# Passing reference with std::ref in C++

When you first learn C++, you probably know about reference. It allows you to pass parameter as if you are passing by value while having a similar effect as passing a pointer. Sometimes, however, this may not work as you expect. In this post, I will discuss how to pass a reference when the normal way doesn’t work.

## Passing parameters to std::thread and std::bind

If you have used std::thread or std::bind, you probably noticed that even if you pass a reference as parameter, it still creates a copy instead.

#include <functional>
#include <iostream>

using namespace std;

void inc(int& x)
{
x++;
cout << "Inside inc, x is now " << x << endl;
}

int main()
{
int a = 0;

auto func1 = bind(inc, a);
func1();
cout << "After func1, value of a is " << a << endl;
}

Inside inc, x is now 1
After func1, value of a is 0


From cppreference,

The arguments to the thread function are moved or copied by value.

How is this done?
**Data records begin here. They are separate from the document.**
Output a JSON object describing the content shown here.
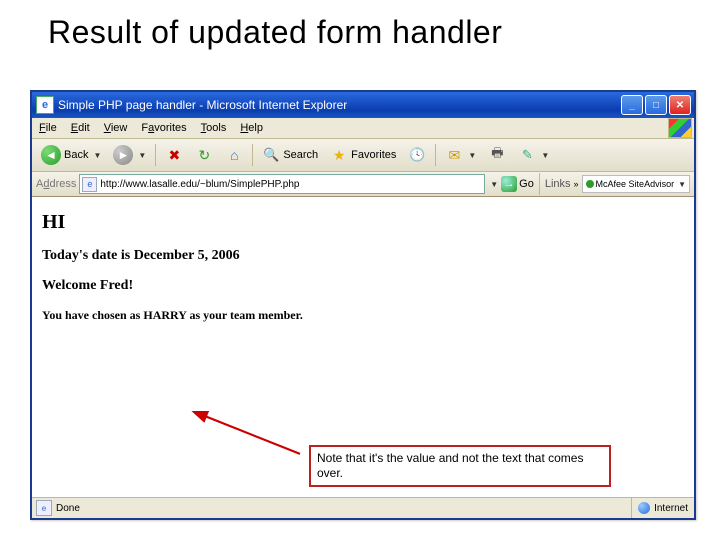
{
  "slide": {
    "title": "Result of updated form handler"
  },
  "window": {
    "title": "Simple PHP page handler - Microsoft Internet Explorer",
    "menus": [
      "File",
      "Edit",
      "View",
      "Favorites",
      "Tools",
      "Help"
    ],
    "toolbar": {
      "back": "Back",
      "search": "Search",
      "favorites": "Favorites"
    },
    "address_label": "Address",
    "url": "http://www.lasalle.edu/~blum/SimplePHP.php",
    "go": "Go",
    "links": "Links",
    "siteadvisor": "McAfee SiteAdvisor",
    "status_done": "Done",
    "status_zone": "Internet"
  },
  "page": {
    "h1": "HI",
    "date_line_prefix": "Today's date is ",
    "date_value": "December 5, 2006",
    "welcome_prefix": "Welcome ",
    "welcome_name": "Fred",
    "welcome_suffix": "!",
    "team_prefix": "You have chosen as ",
    "team_value": "HARRY",
    "team_suffix": " as your team member."
  },
  "callout": {
    "text": "Note that it's the value and not the text that comes over."
  }
}
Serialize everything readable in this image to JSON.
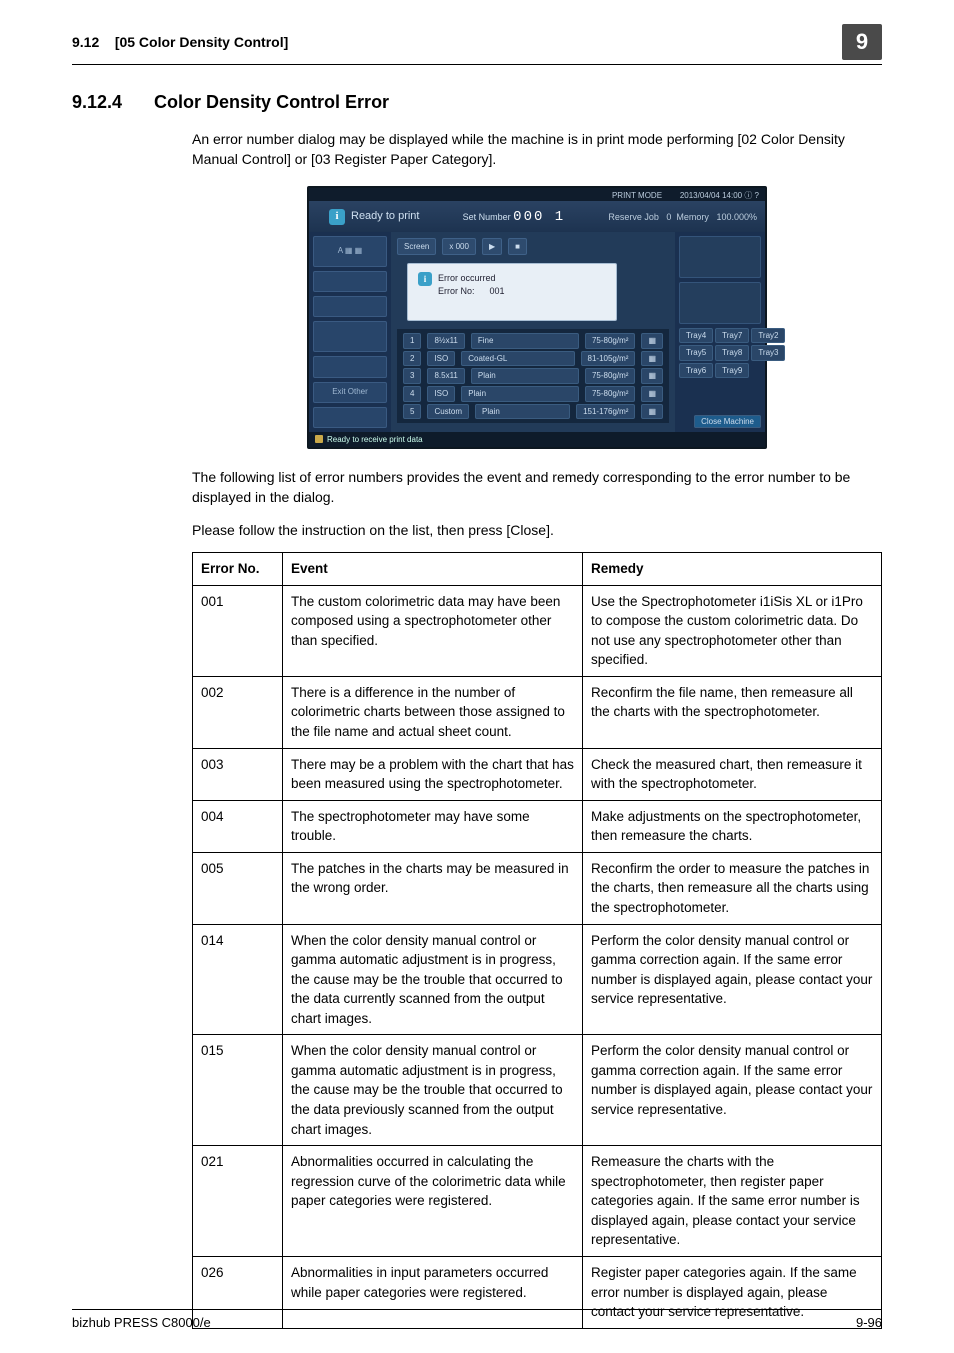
{
  "header": {
    "section_num": "9.12",
    "section_title": "[05 Color Density Control]",
    "chapter": "9"
  },
  "heading": {
    "num": "9.12.4",
    "title": "Color Density Control Error"
  },
  "intro_para": "An error number dialog may be displayed while the machine is in print mode performing [02 Color Density Manual Control] or [03 Register Paper Category].",
  "after_img_para1": "The following list of error numbers provides the event and remedy corresponding to the error number to be displayed in the dialog.",
  "after_img_para2": "Please follow the instruction on the list, then press [Close].",
  "screenshot": {
    "date": "2013/04/04 14:00",
    "mode_label": "PRINT MODE",
    "ready": "Ready to print",
    "set_number_label": "Set Number",
    "set_number_value": "000 1",
    "reserve": "Reserve Job",
    "memory_label": "Memory",
    "memory_value": "100.000%",
    "zero": "0",
    "screen_btn": "Screen",
    "x000": "x 000",
    "dialog_line1": "Error occurred",
    "dialog_line2": "Error No:",
    "dialog_code": "001",
    "left_tiles": [
      "",
      "A",
      "",
      "",
      "",
      "",
      "Exit Other"
    ],
    "right_btns": [
      "Tray4",
      "Tray7",
      "Tray2",
      "Tray5",
      "Tray8",
      "Tray3",
      "Tray6",
      "Tray9"
    ],
    "bottom_rows": [
      [
        "1",
        "8½x11",
        "Fine",
        "75-80g/m²"
      ],
      [
        "2",
        "ISO",
        "Coated-GL",
        "81-105g/m²"
      ],
      [
        "3",
        "8.5x11",
        "Plain",
        "75-80g/m²"
      ],
      [
        "4",
        "ISO",
        "Plain",
        "75-80g/m²"
      ],
      [
        "5",
        "Custom",
        "Plain",
        "151-176g/m²"
      ]
    ],
    "close_machine": "Close Machine",
    "footer": "Ready to receive print data"
  },
  "table": {
    "headers": {
      "no": "Error No.",
      "event": "Event",
      "remedy": "Remedy"
    },
    "rows": [
      {
        "no": "001",
        "event": "The custom colorimetric data may have been composed using a spectrophotometer other than specified.",
        "remedy": "Use the Spectrophotometer i1iSis XL or i1Pro to compose the custom colorimetric data. Do not use any spectrophotometer other than specified."
      },
      {
        "no": "002",
        "event": "There is a difference in the number of colorimetric charts between those assigned to the file name and actual sheet count.",
        "remedy": "Reconfirm the file name, then remeasure all the charts with the spectrophotometer."
      },
      {
        "no": "003",
        "event": "There may be a problem with the chart that has been measured using the spectrophotometer.",
        "remedy": "Check the measured chart, then remeasure it with the spectrophotometer."
      },
      {
        "no": "004",
        "event": "The spectrophotometer may have some trouble.",
        "remedy": "Make adjustments on the spectrophotometer, then remeasure the charts."
      },
      {
        "no": "005",
        "event": "The patches in the charts may be measured in the wrong order.",
        "remedy": "Reconfirm the order to measure the patches in the charts, then remeasure all the charts using the spectrophotometer."
      },
      {
        "no": "014",
        "event": "When the color density manual control or gamma automatic adjustment is in progress, the cause may be the trouble that occurred to the data currently scanned from the output chart images.",
        "remedy": "Perform the color density manual control or gamma correction again. If the same error number is displayed again, please contact your service representative."
      },
      {
        "no": "015",
        "event": "When the color density manual control or gamma automatic adjustment is in progress, the cause may be the trouble that occurred to the data previously scanned from the output chart images.",
        "remedy": "Perform the color density manual control or gamma correction again. If the same error number is displayed again, please contact your service representative."
      },
      {
        "no": "021",
        "event": "Abnormalities occurred in calculating the regression curve of the colorimetric data while paper categories were registered.",
        "remedy": "Remeasure the charts with the spectrophotometer, then register paper categories again. If the same error number is displayed again, please contact your service representative."
      },
      {
        "no": "026",
        "event": "Abnormalities in input parameters occurred while paper categories were registered.",
        "remedy": "Register paper categories again. If the same error number is displayed again, please contact your service representative."
      }
    ]
  },
  "footer": {
    "model": "bizhub PRESS C8000/e",
    "page": "9-96"
  }
}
The answer is using std::decay. Again from cppreference,

Applies lvalue-to-rvalue, array-to-pointer, and function-to-pointer implicit conversions to the type T, removes cv-qualifiers, and defines the resulting type as the member typedef type.
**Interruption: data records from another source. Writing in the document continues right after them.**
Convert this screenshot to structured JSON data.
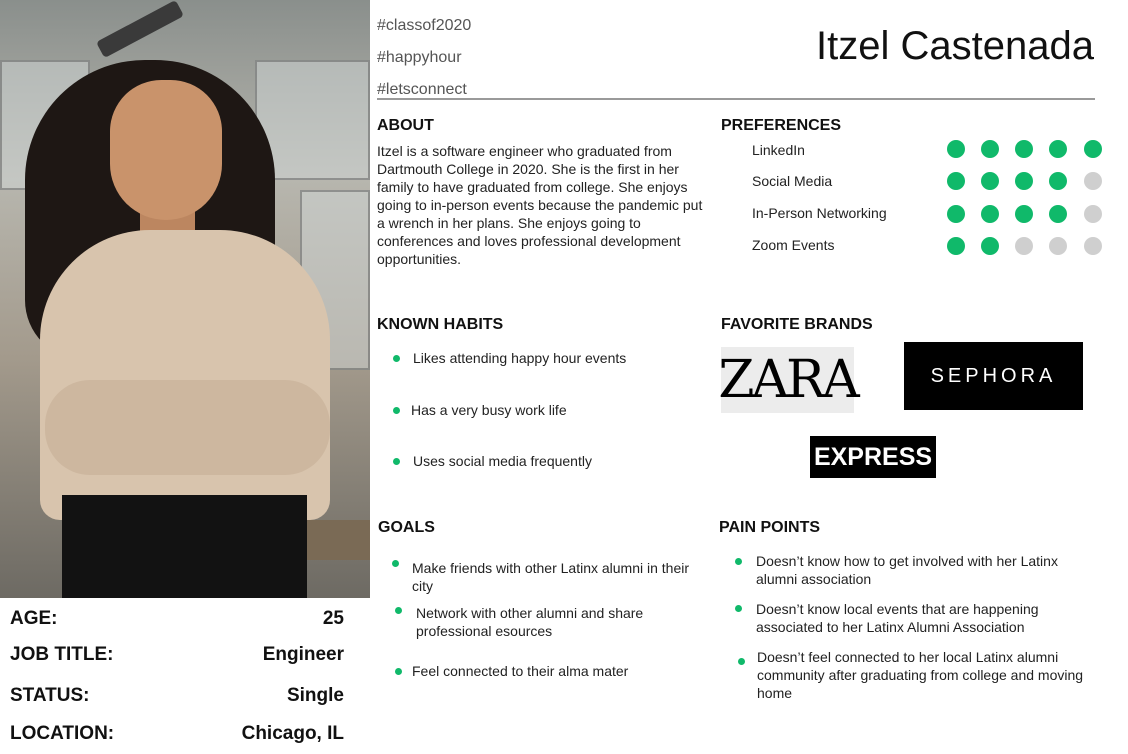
{
  "hashtags": [
    "#classof2020",
    "#happyhour",
    "#letsconnect"
  ],
  "name": "Itzel Castenada",
  "profile": {
    "age_label": "AGE:",
    "age": "25",
    "job_label": "JOB TITLE:",
    "job": "Engineer",
    "status_label": "STATUS:",
    "status": "Single",
    "location_label": "LOCATION:",
    "location": "Chicago, IL"
  },
  "about": {
    "heading": "ABOUT",
    "text": "Itzel is a software engineer who graduated from Dartmouth College in 2020. She is the first in her family to have graduated from college. She enjoys going to in-person events because the pandemic put a wrench in her plans. She enjoys going to conferences and loves professional development opportunities."
  },
  "preferences": {
    "heading": "PREFERENCES",
    "max": 5,
    "active_color": "#10b96a",
    "inactive_color": "#cfcfcf",
    "items": [
      {
        "label": "LinkedIn",
        "score": 5
      },
      {
        "label": "Social Media",
        "score": 4
      },
      {
        "label": "In-Person Networking",
        "score": 4
      },
      {
        "label": "Zoom Events",
        "score": 2
      }
    ]
  },
  "habits": {
    "heading": "KNOWN HABITS",
    "items": [
      "Likes attending happy hour events",
      "Has a very busy work life",
      "Uses social media frequently"
    ]
  },
  "brands": {
    "heading": "FAVORITE BRANDS",
    "items": [
      "ZARA",
      "SEPHORA",
      "EXPRESS"
    ]
  },
  "goals": {
    "heading": "GOALS",
    "items": [
      "Make friends with other Latinx alumni in their city",
      "Network with other alumni and share professional esources",
      "Feel connected to their alma mater"
    ]
  },
  "pain_points": {
    "heading": "PAIN POINTS",
    "items": [
      "Doesn’t know how to get involved with her Latinx alumni association",
      "Doesn’t know local events that are happening associated to her Latinx Alumni Association",
      "Doesn’t feel connected to her local Latinx alumni community after graduating from college and moving home"
    ]
  }
}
Simply speaking, std::decay can remove references from type. For example, std::decay<int&>::type is the same as just int. For std::thread and std::bind, when they store the parameters you passed in, std::decay<T>::type is used as the type for each of the parameters. Therefore, when a reference is passed in, a copy is created instead of simply storing a reference.

#include <iostream>
#include <type_traits>

using namespace std;

int main()
{
int a = 0;
int& a_ref = a;
decay<int&>::type a_copy = a_ref;

a_ref++;
cout << a << endl;
cout << a_copy << endl;
}

1
0


## std::ref to the rescue

To overcome what std::decay does to references, we must have a copiable object which stores a reference internally. This is exactly what std::reference_wrapper does.

std::reference_wrapper is a class template that wraps a reference in a copyable, assignable object. It is frequently used as a mechanism to store references inside standard containers (like std::vector) which cannot normally hold references.

std::ref is a handy function in the standard library to create a std::reference_wrapper object. With std::ref, we can finally pass references as parameters correctly as shown below (continuing the example above).

int main()
{
int a = 0;
int b = 0;

auto func1 = bind(inc, a);
func1();
cout << "After func1, value of a is " << a << endl;

auto func2 = bind(inc, ref(b));
func2();
cout << "After func2, value of b is " << b << endl;
}

Inside inc, x is now 1
After func1, value of a is 0
Inside inc, x is now 1
After func2, value of b is 1


## Conclusion

In this post, I described the std::ref function, and why we need to use it in order to pass references to things like std::thread or std::bind. I hope you now have a better understanding of what std::ref is for in C++.